It’s been a busy month at FireHydrant. We’ve had our heads down shipping loads of improvements across the platform, and I want to take you on a quick tour of the changes.
At the core of all these updates is a common theme: things are now a heck of a lot more intuitive. There’s a lot to digest here; read the full roundup of June releases below or follow us on Twitter for a bite-size demo each day this week.
A more intuitive Slack experience for all
Smart buttons to get you started
A bunch of responders have landed in a Slack channel moments into the incident. Now what? Contextual Buttons are the breadcrumbs new responders need to find their way. We’ve seen enough incidents now (300K and counting!) that we have a really good idea of the most common tasks that a user will take in each phase of an incident. Now, responders will see a prompt for the three most-common tasks associated with the active milestone (investigating, mitigating, and resolving) so they can skip that whole figuring-out-what-I-do-next part.
Incident Status updates
Incidents are hectic. We want to make it dead simple for incident responders to quickly understand the status of an incident and what steps to take next — and for the curious observers to self-serve a debrief without disrupting the response. Incident status updates have been improved to now show new channel joiners a whisper message that includes current status and links to all of the important details. Now incident commanders can stay firmly rooted in the mitigation process instead of focusing on getting new folks up to speed.
Love them or hate them, Slack threads inarguably help organize information, which is never more important than when things are constantly changing. We've replaced the manual process of scrolling back through messages to find the latest and greatest with the option to thread bulk event updates as replies to the incident status message.
Runbooks now do more, automatically
Put conditional logic to work with the new Update Step
We call it the Update Step because it does just that: updates your incident metadata (severity, priority, milestone, etc.) automatically based on the conditions you preconfigure. I’m sure you’ll come up with loads of new use cases, but here are a few of my favorites:
Set default severity based on triggers. If an incident has an unset severity, you can automatically change it immediately after an incident is run or after the duration you set. We think five minutes is a good target.
Move milestones based on inactivity. Move an incident to the mitigated state if there has been no activity in two hours.
Force automatic escalations. If new impact is added to an incident, the severity and priority can be automatically updated.

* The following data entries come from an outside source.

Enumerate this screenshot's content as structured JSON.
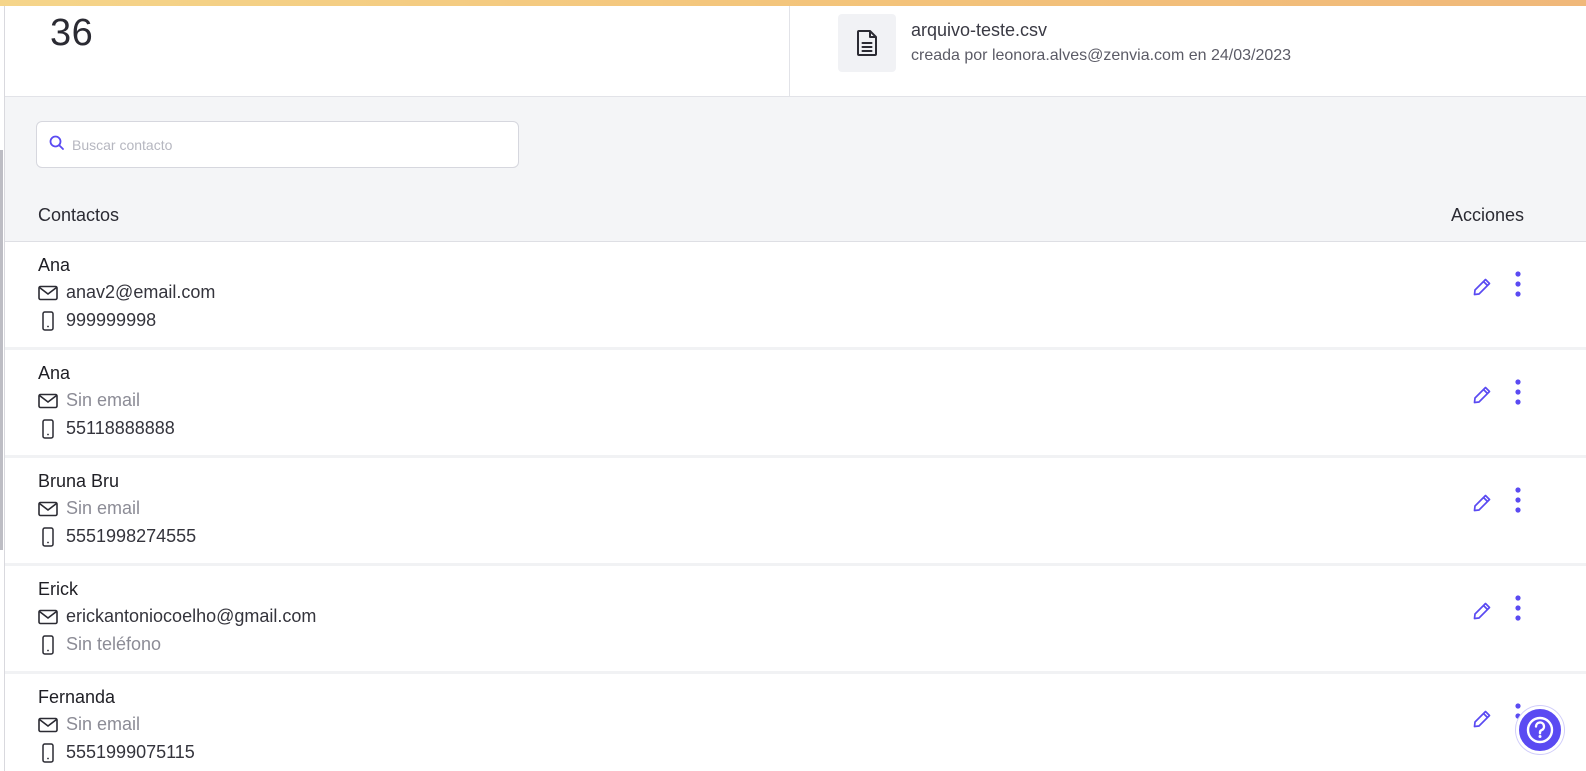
{
  "summary": {
    "count": "36",
    "file": {
      "name": "arquivo-teste.csv",
      "meta": "creada por leonora.alves@zenvia.com en 24/03/2023"
    }
  },
  "search": {
    "placeholder": "Buscar contacto",
    "value": ""
  },
  "table": {
    "headers": {
      "contacts": "Contactos",
      "actions": "Acciones"
    },
    "rows": [
      {
        "name": "Ana",
        "email": "anav2@email.com",
        "phone": "999999998"
      },
      {
        "name": "Ana",
        "email": "Sin email",
        "phone": "55118888888"
      },
      {
        "name": "Bruna Bru",
        "email": "Sin email",
        "phone": "5551998274555"
      },
      {
        "name": "Erick",
        "email": "erickantoniocoelho@gmail.com",
        "phone": "Sin teléfono"
      },
      {
        "name": "Fernanda",
        "email": "Sin email",
        "phone": "5551999075115"
      }
    ]
  },
  "icons": {
    "file": "document-icon",
    "search": "search-icon",
    "email": "envelope-icon",
    "phone": "mobile-phone-icon",
    "edit": "pencil-icon",
    "more": "more-vertical-icon",
    "help": "help-icon"
  },
  "colors": {
    "accent": "#5a4af2",
    "muted_text": "#8c8c96",
    "header_bg": "#f4f5f7",
    "top_bar": "#f3c37a"
  }
}
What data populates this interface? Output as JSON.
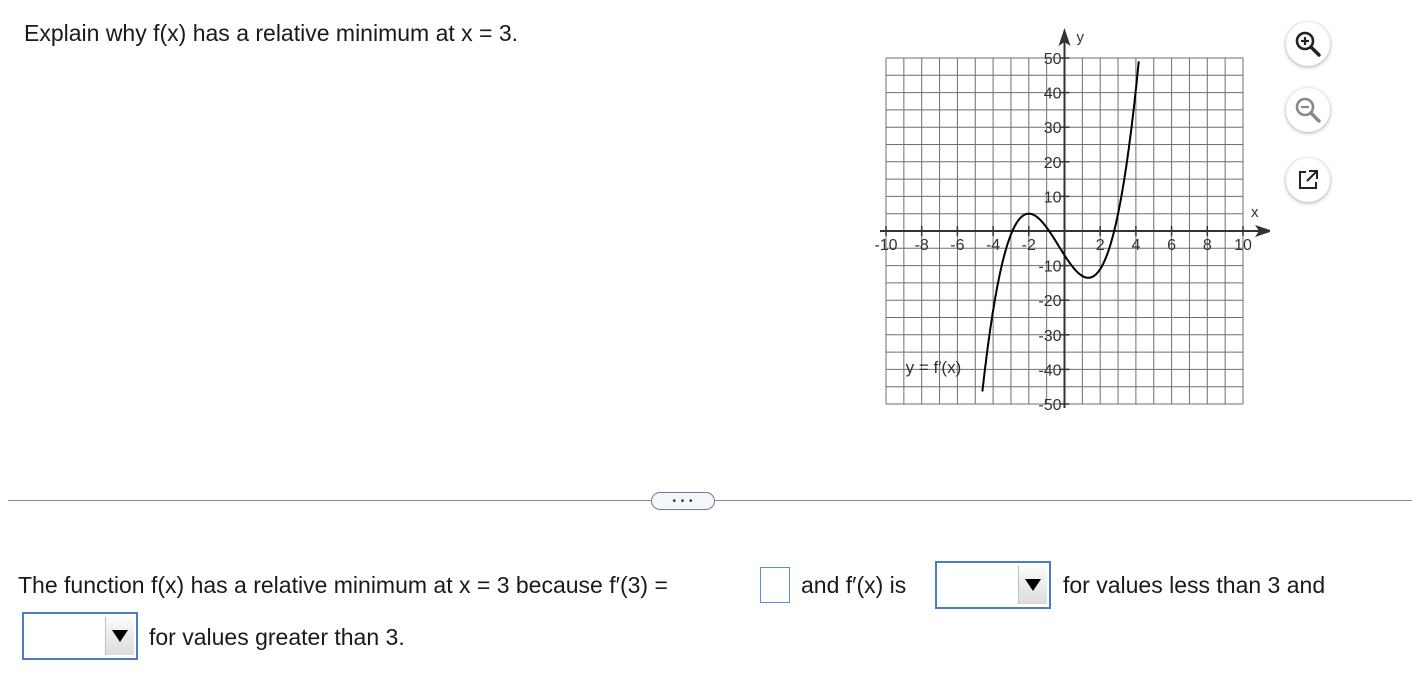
{
  "question": {
    "text": "Explain why f(x) has a relative minimum at x = 3."
  },
  "graph": {
    "x_axis_label": "x",
    "y_axis_label": "y",
    "curve_label": "y = f′(x)",
    "x_ticks": [
      "-10",
      "-8",
      "-6",
      "-4",
      "-2",
      "2",
      "4",
      "6",
      "8",
      "10"
    ],
    "y_ticks": [
      "50",
      "40",
      "30",
      "20",
      "10",
      "-10",
      "-20",
      "-30",
      "-40",
      "-50"
    ]
  },
  "chart_data": {
    "type": "line",
    "xlim": [
      -10,
      10
    ],
    "ylim": [
      -50,
      50
    ],
    "grid": true,
    "xlabel": "x",
    "ylabel": "y",
    "series": [
      {
        "name": "y = f′(x)",
        "function": "f′(x) = (x+2)^2 (x-3) + 5 (approx. cubic; local max ≈(-2,5), local min ≈(1.3,-15), zero at x = 3)",
        "points": [
          [
            -4.5,
            -50
          ],
          [
            -4,
            -23
          ],
          [
            -3,
            -1
          ],
          [
            -2,
            5
          ],
          [
            -1,
            -3
          ],
          [
            0,
            -7
          ],
          [
            1,
            -13
          ],
          [
            1.3,
            -15
          ],
          [
            2,
            -11
          ],
          [
            3,
            0
          ],
          [
            4,
            25
          ],
          [
            4.5,
            50
          ]
        ]
      }
    ]
  },
  "toolbar": {
    "zoom_in_icon": "zoom-in-icon",
    "zoom_out_icon": "zoom-out-icon",
    "popout_icon": "external-link-icon"
  },
  "more_button": {
    "label": "• • •"
  },
  "answer": {
    "part1": "The function f(x) has a relative minimum at x = 3 because f′(3) =",
    "input_value": "",
    "part2": "and f′(x) is",
    "dropdown1_selected": "",
    "part3": "for values less than 3 and",
    "dropdown2_selected": "",
    "part4": "for values greater than 3."
  },
  "colors": {
    "accent": "#4a7cc7",
    "grid": "#6f6f6f",
    "text": "#1a1a1a"
  }
}
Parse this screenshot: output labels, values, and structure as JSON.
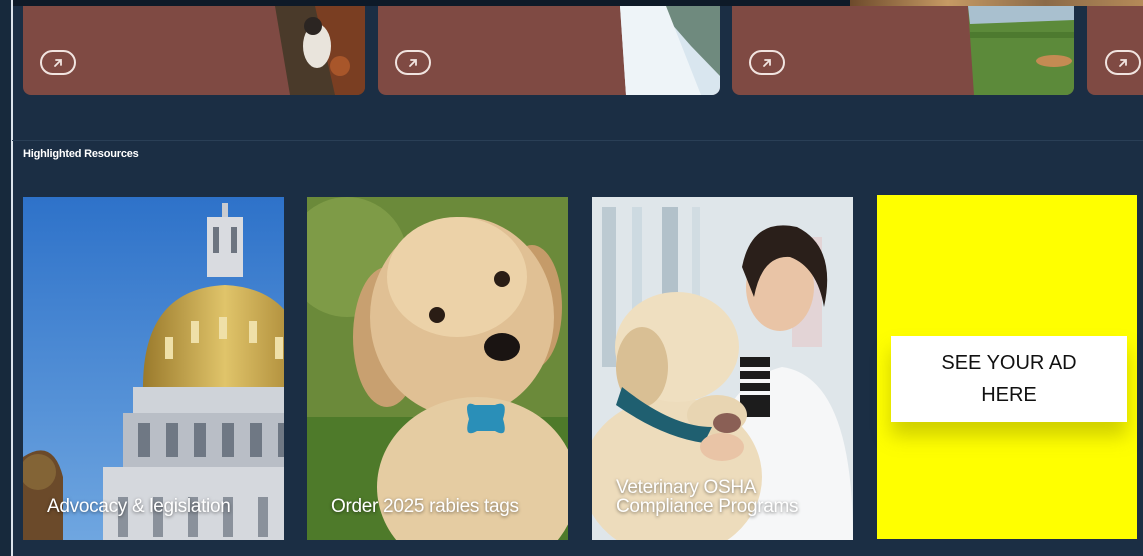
{
  "top_cards": [
    {
      "name": "featured-card-1",
      "accent": "#7f4a43"
    },
    {
      "name": "featured-card-2",
      "accent": "#7f4a43"
    },
    {
      "name": "featured-card-3",
      "accent": "#7f4a43"
    },
    {
      "name": "featured-card-4",
      "accent": "#7f4a43"
    }
  ],
  "section": {
    "title": "Highlighted Resources"
  },
  "resources": [
    {
      "label": "Advocacy & legislation"
    },
    {
      "label": "Order 2025 rabies tags"
    },
    {
      "label": "Veterinary OSHA Compliance Programs"
    }
  ],
  "ad": {
    "text": "SEE YOUR AD HERE",
    "background": "#ffff00"
  },
  "icons": {
    "card_link": "arrow-up-right-icon"
  }
}
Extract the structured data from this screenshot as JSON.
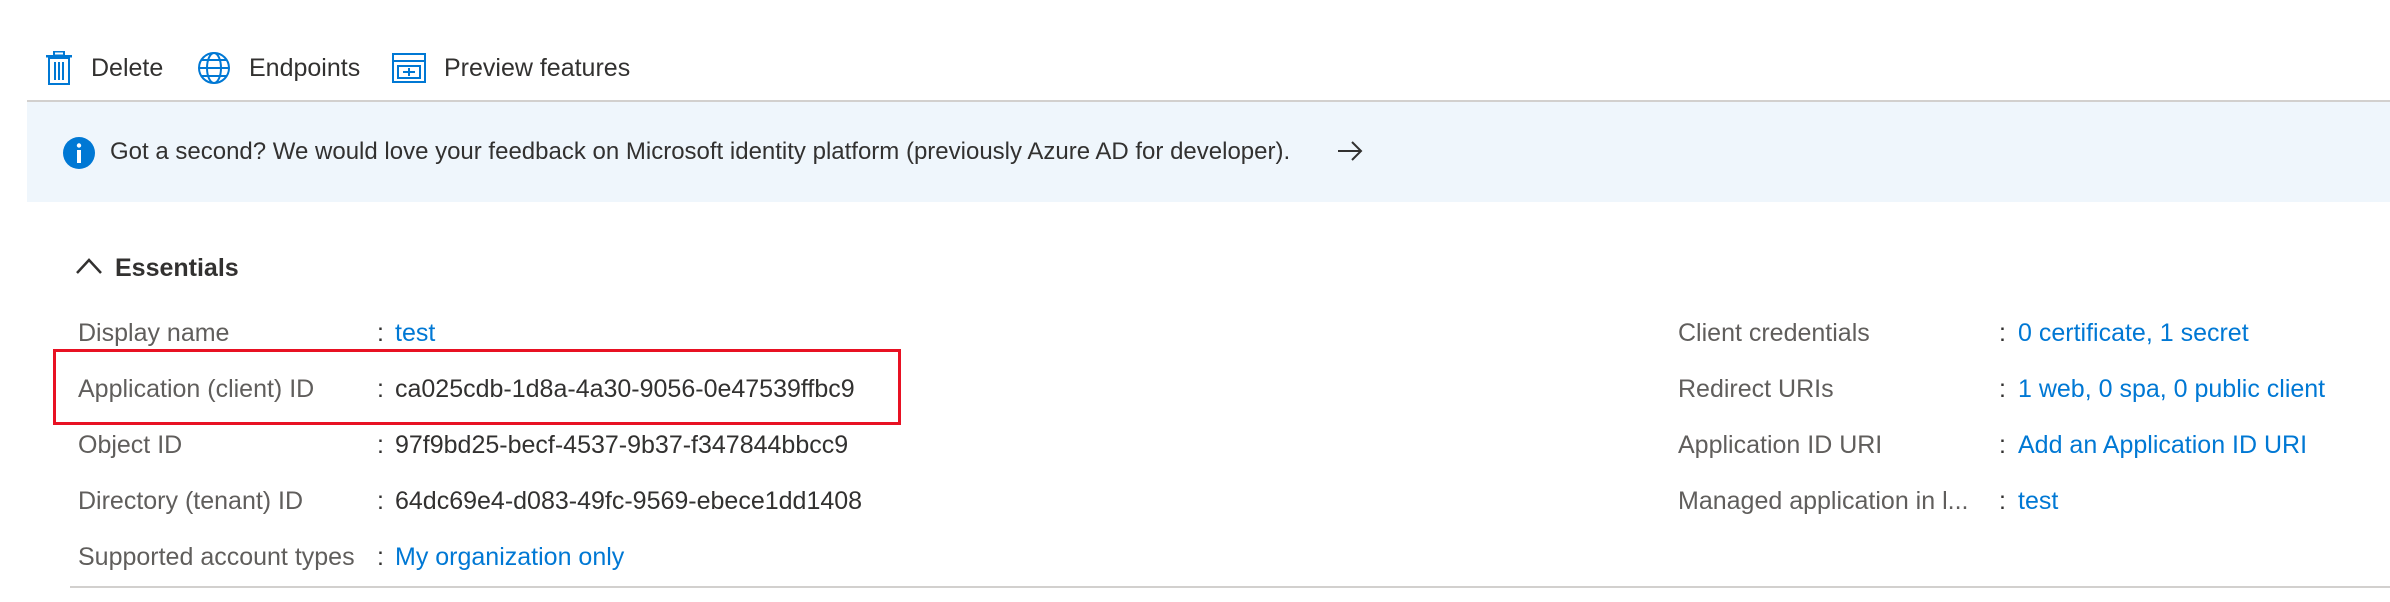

Auto-generated description and customer impact. No more blank fields posted as status updates; these can be configured, updated, and appended automatically as the incident changes.
Save the keystrokes with new Incident Channel buttons
Slack commands are an essential part of progressing through an incident. But what about when you just want to put the bots to work? The most common Runbooks we see executed is an automated channel notification that directs responders to run a command in FireHydrant. But we’re on a mission to reduce cognitive load during incidents, and one way we can help is to cut out the copy/paste. We’ve replaced the need to enter /fh commands in this scenario with a simple button that does it for you.
A smarter retro in fewer steps
Your retro is just an `/fh start retro` away
Now you can kick off a retro with a simple `/fh start retro` command. Bonus: since you'll have a much better picture of your incident at this point, you can update the incident metadata in the same step.
Retro layout changes
Sometimes the smallest changes have the biggest impact. We've redesigned the retro layout so users can see and edit the incident description and customer impact fields prominently at the top of the page – no more clicking on an overflow menu to get to the good stuff.
New partners and improved integrations
I’ll make this one snappy. We’re committed to adding and improving integrations for the tools you already use. That’s the way I wanted it when I was a full-time developer, too. We recently added a Google Docs export feature for Retros, a Webex integration, and custom field support for Jira.
A faster and more flexible API
That API you know and love? It just got a lot zippier.
We’ve got customers running thousands of incidents a month on FireHydrant so we’ve been diligently investing in performance. Our latest updates are yielding up to 95% performance improvements on heavily used endpoints.
An API endpoint for <insert chat provider here>
We get it. Not everyone is on Slack or Microsoft Teams. Now you can hook your preferred chat provider or internal tooling into FireHydrant with a new API endpoint for creating chat messages for an incident.
We’ve got loads more improvements coming your way in the next few weeks. We’ll be dropping updates on Twitter and our blog, but of course, you can follow along directly in the product. It’s free to get started.